# 4.4: Expected Value and Variance of Continuous Random Variables

- Page ID
- 3268

### Definition \(\PageIndex{1}\)

If \(X\) is a continuous random variable with density function \(f(x)\), then the **expected value** (or **mean**) of \(Y\) is given by

$$\mu = \mu_X = E[X] = \int\limits^{\infty}_{-\infty}\! x\cdot f(x)\, dx.\notag$$

The formula for the expected value of a continuous random variable is the continuous analogue of the expected value of a discrete random variable, where instead of summing over all possible values we integrate, recall *section 3.7*. This interpretation of the expected value as a weighted average explains why it is also referred to as the mean of the random variable.

### Example \(\PageIndex{1}\)

Consider again the context of Example 17, where we defined the continuous random variable \(X\) to denote the time a person waits for an elevator to arrive. The pdf of \(X\) was given by

$$f(x) = \left\{\begin{array}{l l}

x, & \text{for}\ 0\leq x\leq 1 \\

2-x, & \text{for}\ 1< x\leq 2 \\

0, & \text{otherwise}

\end{array}\right.\notag$$

Applying Definition 4.4.1, we compute the expected value of \(X\):

$$E[X] = \int\limits^1_0\! x\cdot x\, dx + \int\limits^2_1\! x\cdot (2-x)\, dx = \int\limits^1_0\! x^2\, dx + \int\limits^2_1\! (2x - x^2)\, dx = \frac{1}{3} + \frac{2}{3} = 1.\notag$$

Thus, we expect a person will wait 1 minute for the elevator on average. Figure 1 demonstrates the graphical representation of the expected value as the center of mass of the pdf.

Figure 1: Graph of \(f\): The red arrow represents the center of mass, or the expected value of \(X\).

If continuous random variable \(X\) has a normal distribution with parameters \(\mu\) and \(\sigma\), then \(E[X] = \mu\). The normal case is why the notation \(\mu\) is often used for the expected value. Again, this fact can be derived using Definition 4.4.1; however, the integral calculation requires many tricks.

The expected value may not be exactly equal to a parameter of the probability distribution, but rather it may be a function of the parameters as the next example with the uniform distribution shows.

### Example \(\PageIndex{2}\)

Suppose the random variable \(X\) has a uniform distribution on the interval \([a,b]\). Then the pdf of \(X\) is given by

$$f(x) = \frac{1}{b-a}, \quad\text{for}\ a\leq x\leq b.\notag$$

Applying Definition 4.4.1, we compute the expected value of \(X\):

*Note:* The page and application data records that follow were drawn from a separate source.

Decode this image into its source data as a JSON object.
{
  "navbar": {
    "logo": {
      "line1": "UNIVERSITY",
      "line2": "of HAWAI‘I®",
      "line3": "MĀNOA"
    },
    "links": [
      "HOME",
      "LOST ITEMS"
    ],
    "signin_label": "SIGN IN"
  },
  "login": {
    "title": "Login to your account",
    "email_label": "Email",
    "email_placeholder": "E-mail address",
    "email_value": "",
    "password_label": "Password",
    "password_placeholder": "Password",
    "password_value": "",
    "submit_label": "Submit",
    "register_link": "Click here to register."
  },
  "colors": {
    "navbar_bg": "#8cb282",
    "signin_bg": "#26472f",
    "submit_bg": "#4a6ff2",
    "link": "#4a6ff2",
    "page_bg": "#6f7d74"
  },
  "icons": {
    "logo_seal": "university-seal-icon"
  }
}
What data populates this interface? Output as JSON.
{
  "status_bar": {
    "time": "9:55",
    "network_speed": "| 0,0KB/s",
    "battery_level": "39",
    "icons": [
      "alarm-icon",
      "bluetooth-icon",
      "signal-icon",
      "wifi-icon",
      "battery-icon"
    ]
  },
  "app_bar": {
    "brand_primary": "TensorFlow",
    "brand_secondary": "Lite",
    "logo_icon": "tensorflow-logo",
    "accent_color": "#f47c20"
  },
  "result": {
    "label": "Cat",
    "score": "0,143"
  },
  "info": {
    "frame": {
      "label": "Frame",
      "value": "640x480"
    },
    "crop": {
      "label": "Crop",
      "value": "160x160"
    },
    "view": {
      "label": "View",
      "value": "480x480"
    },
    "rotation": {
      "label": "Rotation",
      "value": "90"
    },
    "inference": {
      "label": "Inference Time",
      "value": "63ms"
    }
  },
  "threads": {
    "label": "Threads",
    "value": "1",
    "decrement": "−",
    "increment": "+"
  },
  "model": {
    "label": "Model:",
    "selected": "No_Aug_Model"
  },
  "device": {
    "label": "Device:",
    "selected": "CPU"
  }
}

$$E[X] = \int\limits^b_a\! x\cdot\frac{1}{b-a}\, dx = \frac{b^2 - a^2}{2}\cdot\frac{1}{b-a} = \frac{(b-a)(b+a)}{2}\cdot\frac{1}{b-a} = \frac{b+ a}{2}.\notag$$

Thus, the expected value of the uniform\([a,b]\) distribution is given by the average of the parameters \(a\) and \(b\), or the midpoint of the interval \([a,b]\). This is readily apparent when looking at a graph of the pdf. Since the pdf is constant over \([a,b]\), the center of mass is simply given by the midpoint.

If \(X\) is a continuous random variable with pdf \(f(x)\), then the expected value of \(Y\) is given by **CONTINUOUS CASE**

$$E[Y] = \int\limits^{\infty}_{-\infty}\! g(x)\cdot f(x)\, dx.\notag$$

2. If \(X_1, \ldots, X_n\) are continuous random variables with joint density function \(p(x_1, \ldots, x_n)\), then the expected value of \(Y\) is given by **CONTINUOUS CASE**

$$E[Y] = \int\limits^{\infty}_{-\infty}\!\cdots\int\limits^{\infty}_{-\infty}\! g(x_1, \ldots, x_n)\cdot f(x_1, \ldots, x_n)\, dx_1\, \ldots\, dx_n.\notag$$